On a visual level, the second night of that run was preposterously entertaining. Prydz performed from a stage-filling DJ cage bathed in blood-red lights that reacted to the patterns of his music; the sheer extravagance of the spectacle made a trip to the 3,000-capacity West Manhattan club worthwhile even in nearly zero-degree weather. But the music didn't always live up to that standard. Prydz spent much of the show's first half leaning on his Cirez D alias, drawing on a generally harder techno style that began to plod after an hour or so. While most of the crowd danced with little drop in energy during this set, anyone who prefers Prydz's more recent progressive house tracks had to wait.
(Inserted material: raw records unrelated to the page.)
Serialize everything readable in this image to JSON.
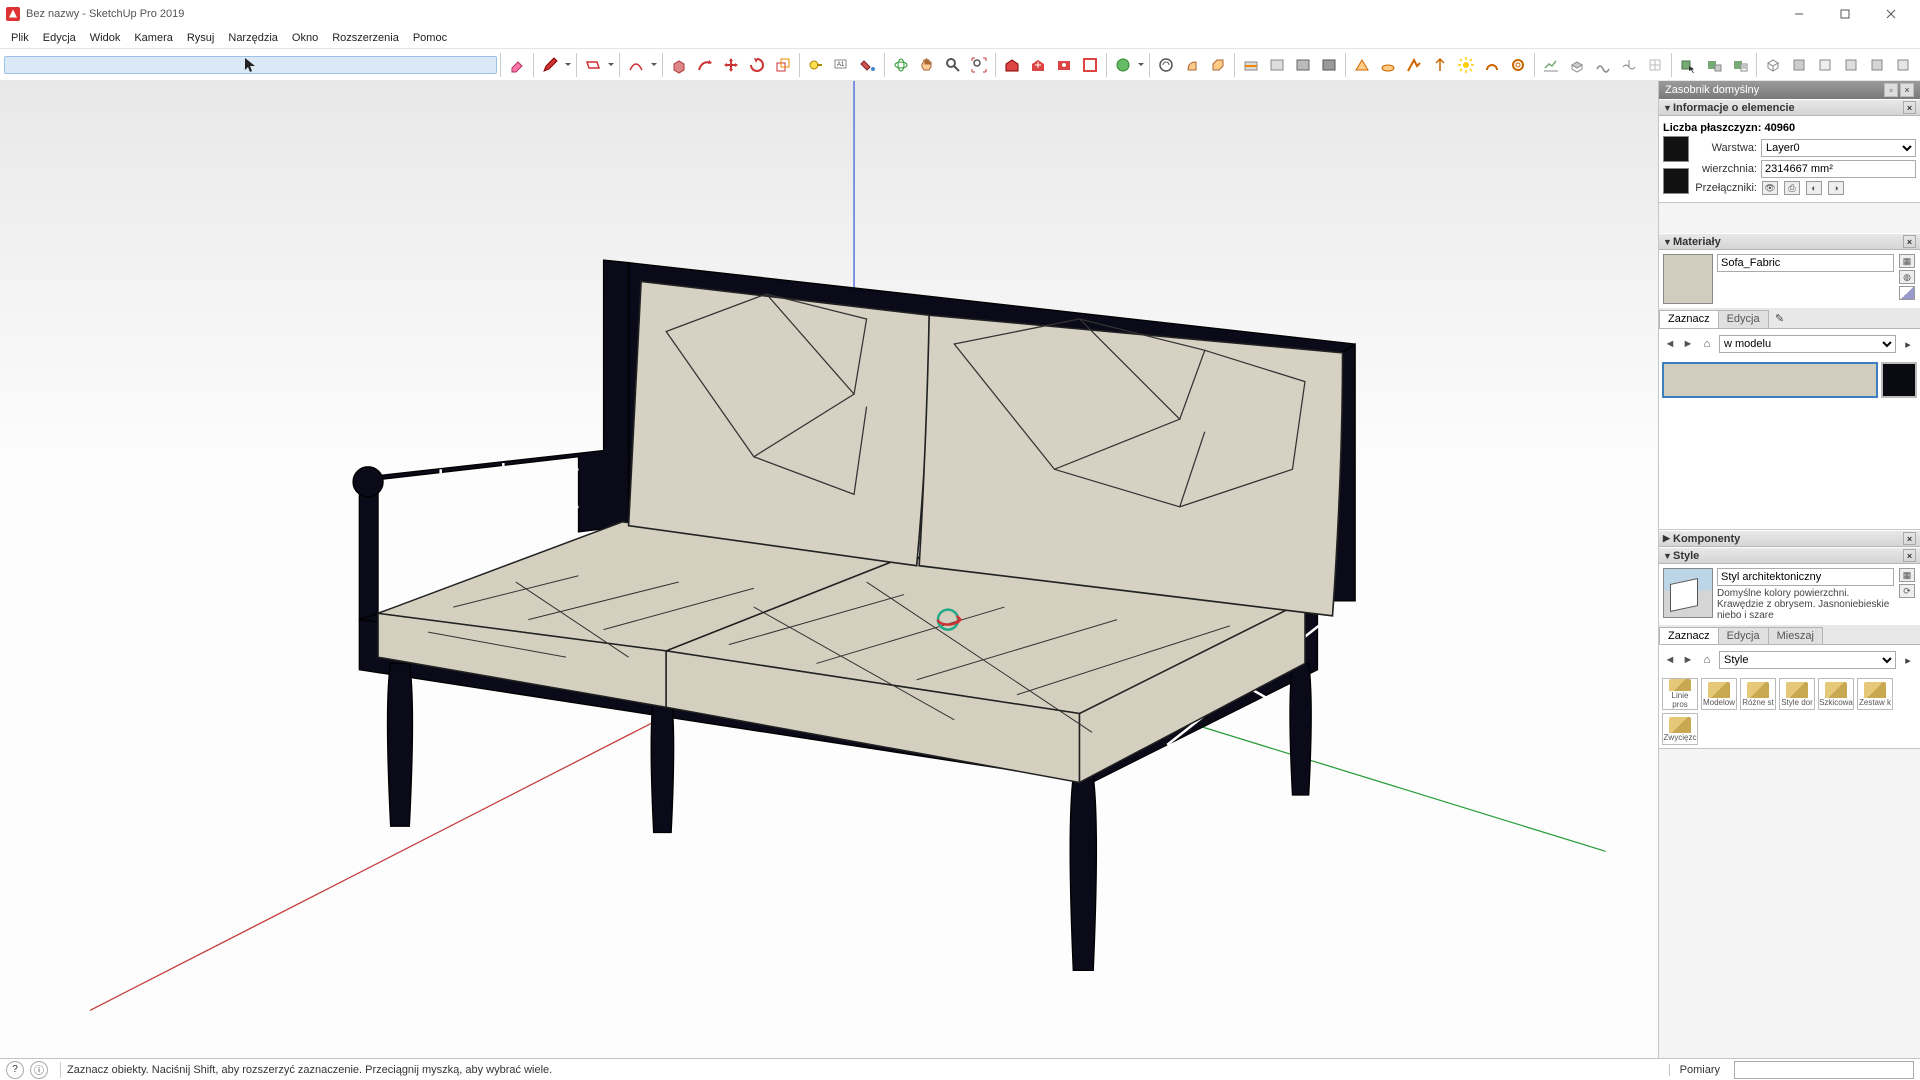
{
  "title": "Bez nazwy - SketchUp Pro 2019",
  "menu": [
    "Plik",
    "Edycja",
    "Widok",
    "Kamera",
    "Rysuj",
    "Narzędzia",
    "Okno",
    "Rozszerzenia",
    "Pomoc"
  ],
  "tray": {
    "title": "Zasobnik domyślny",
    "entity": {
      "header": "Informacje o elemencie",
      "faces_label": "Liczba płaszczyzn: 40960",
      "layer_label": "Warstwa:",
      "layer_value": "Layer0",
      "area_label": "wierzchnia:",
      "area_value": "2314667 mm²",
      "toggles_label": "Przełączniki:"
    },
    "materials": {
      "header": "Materiały",
      "name": "Sofa_Fabric",
      "tab_select": "Zaznacz",
      "tab_edit": "Edycja",
      "scope": "w modelu"
    },
    "components": {
      "header": "Komponenty"
    },
    "styles": {
      "header": "Style",
      "name": "Styl architektoniczny",
      "desc": "Domyślne kolory powierzchni. Krawędzie z obrysem. Jasnoniebieskie niebo i szare",
      "tab_select": "Zaznacz",
      "tab_edit": "Edycja",
      "tab_mix": "Mieszaj",
      "scope": "Style",
      "thumbs": [
        "Linie pros",
        "Modelow",
        "Różne st",
        "Style dor",
        "Szkicowa",
        "Zestaw k",
        "Zwycięzc"
      ]
    }
  },
  "status": {
    "hint": "Zaznacz obiekty. Naciśnij Shift, aby rozszerzyć zaznaczenie. Przeciągnij myszką, aby wybrać wiele.",
    "measure_label": "Pomiary"
  }
}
Wading through Prydz's lengthy catalogue can be disorienting for new fans. A decade after his surprise international hit “Call On Me,” an electro-tinged house track, he's carved out a lane that flirts with the mainstream (he's remixed Calvin Harris and Depeche Mode) but still has niche appeal (last year, critically acclaimed British producer Four Tet remixed Prydz's single "Opus"). Although Opus hit shuffle on Prydz's stylistic range, he opted for far more precise sequencing at Terminal 5 — a reasonable choice for a live show, but one that risked leaving fans hoping for a splash of chaos. The second half of Prydz's Terminal 5 set leaned heavily on uplifting tracks including “Everyday,” “PJanoo (Eric’s Private Edit),” and "Opus," a shift whose continuous build took an already excited crowd and sent it into pure euphoria. For fans of that side of Prydz's catalogue, it was an embarrassment of riches. For everyone else, the light show did more than enough to hold their attention.